And that’s what it really boils down to. This album is classic undeniably for where it stands in both hip-hop history and female rap history, not for it’s sonic presentation, or depth. It is the dream introduction for any female aiming to make her stamp, and the kind of entrance every spitter strives for.

Having that said, my favorite tracks are the Prince Paul produced “Mc Lyte Likes Swinging” ,

which would have a whole different connotation given today’s interpretations and the longtime talk of Lyte being a proud lesbian. And also “I Cram 2 Understand U”, “kickin’ 4 Brooklyn” and “Paper Thin”.

And due to the fact that this fellow Libra made an album that perfectly evens out with flaws and miss-steps as well as Milestones and breakthroughs, I give Lyte As A Rock 4 Candles out of a possible

4812 or 16.

4(Classic Just because where it stands in Hip-Hop, whether it be the time of it’s release, it’s influence, or the popularity of it’s singles overall)

8(Classic because it was solid for it’s time, but may be a little dated or less than amazing by today’s standards)

12(Classic as a complete release and probably celebrated widely on the surface, but possibly lacking one key element – be it one song that doesn’t fit, a wack guest appearance, lyrics, lack of depth or beats)

16(Classic all around)

Bobby challenges Esso to rap faster!

By now, you should know of my GemStars fam and my Group, The Have-Knotz. If not, you will after the summer. Well, the trio consists of me, and my boys Bobby and Komp’L, 2 young Spitters reppin’ Uptown making their own way.

So Last night, we’re doing some of the last bit of writing for our debut project and Esso slides thru to lay a couple of Verses.
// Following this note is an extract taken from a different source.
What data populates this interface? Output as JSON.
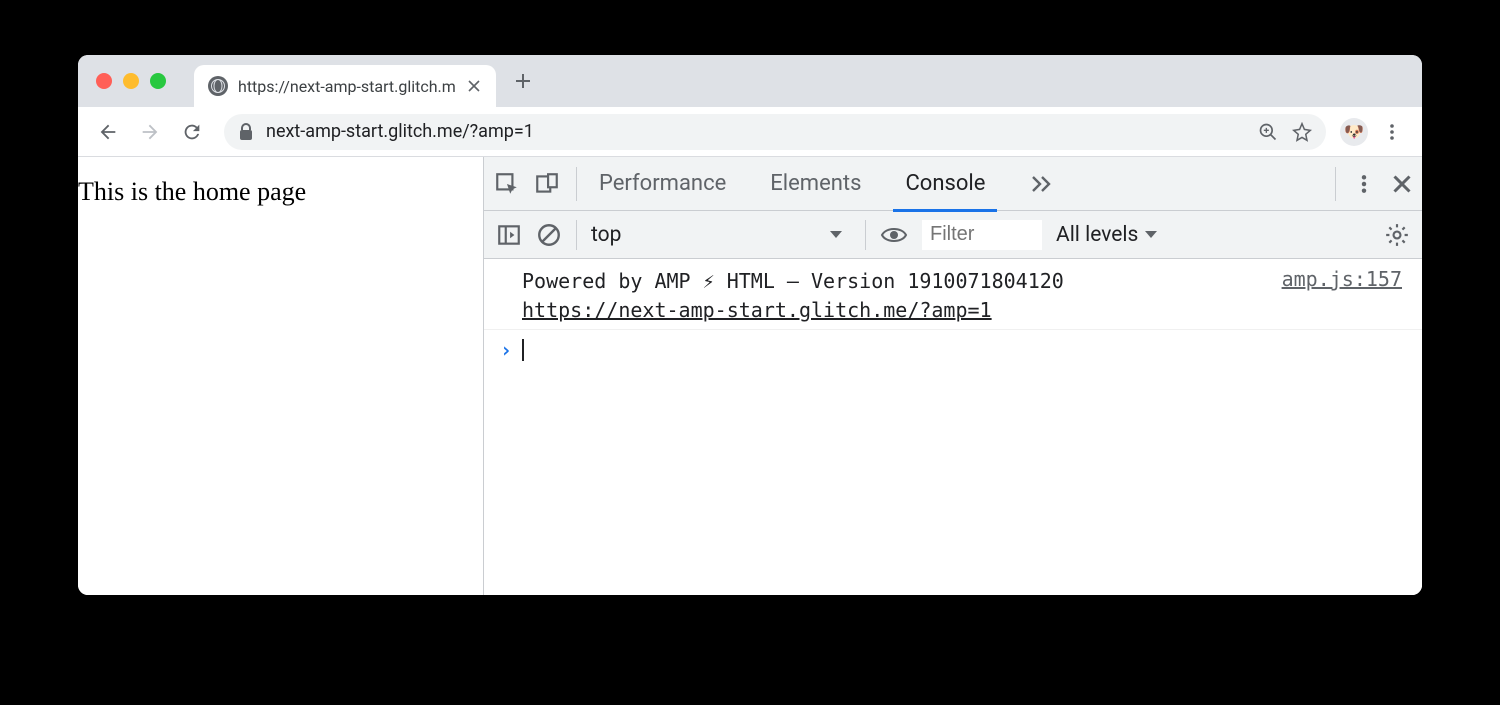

Now, I’ve known E for a minute but there’s shit I haven’t heard him do yet musically. So as the night winds down and we’re talking industry shit and rap blah blah blah, I ask him if he’s ever rhymed faster than his normal pace in what the people call “Double-time” style. He says yes, but then Bobby swats that down with a disbelieving “I can’t see it“. To this, Esso responds almost immediately as if slapped across the face with a glove and challenged to a duel. He asks my boy Marv xx to throw on the Gucci Mane “Lemonade” instrumental and then stands up to set the record straight. I couldn’t miss this moment, so I break out the iPod and start filming. Then Komp’L steps up and digs through some of his rhymes to end the whole experience with a flurry of bars.

It’s moments like this, when I appreciate being around rappers. otherwise…

Black & White (Episode 1 PT.6) – The Greatest Show That Never Was

The last part of Episode 1.  Keep Bouncin’!

Black & White (Episode 1 PT.5) – The Greatest Show That Never Was

Part 5. And we keep rollin’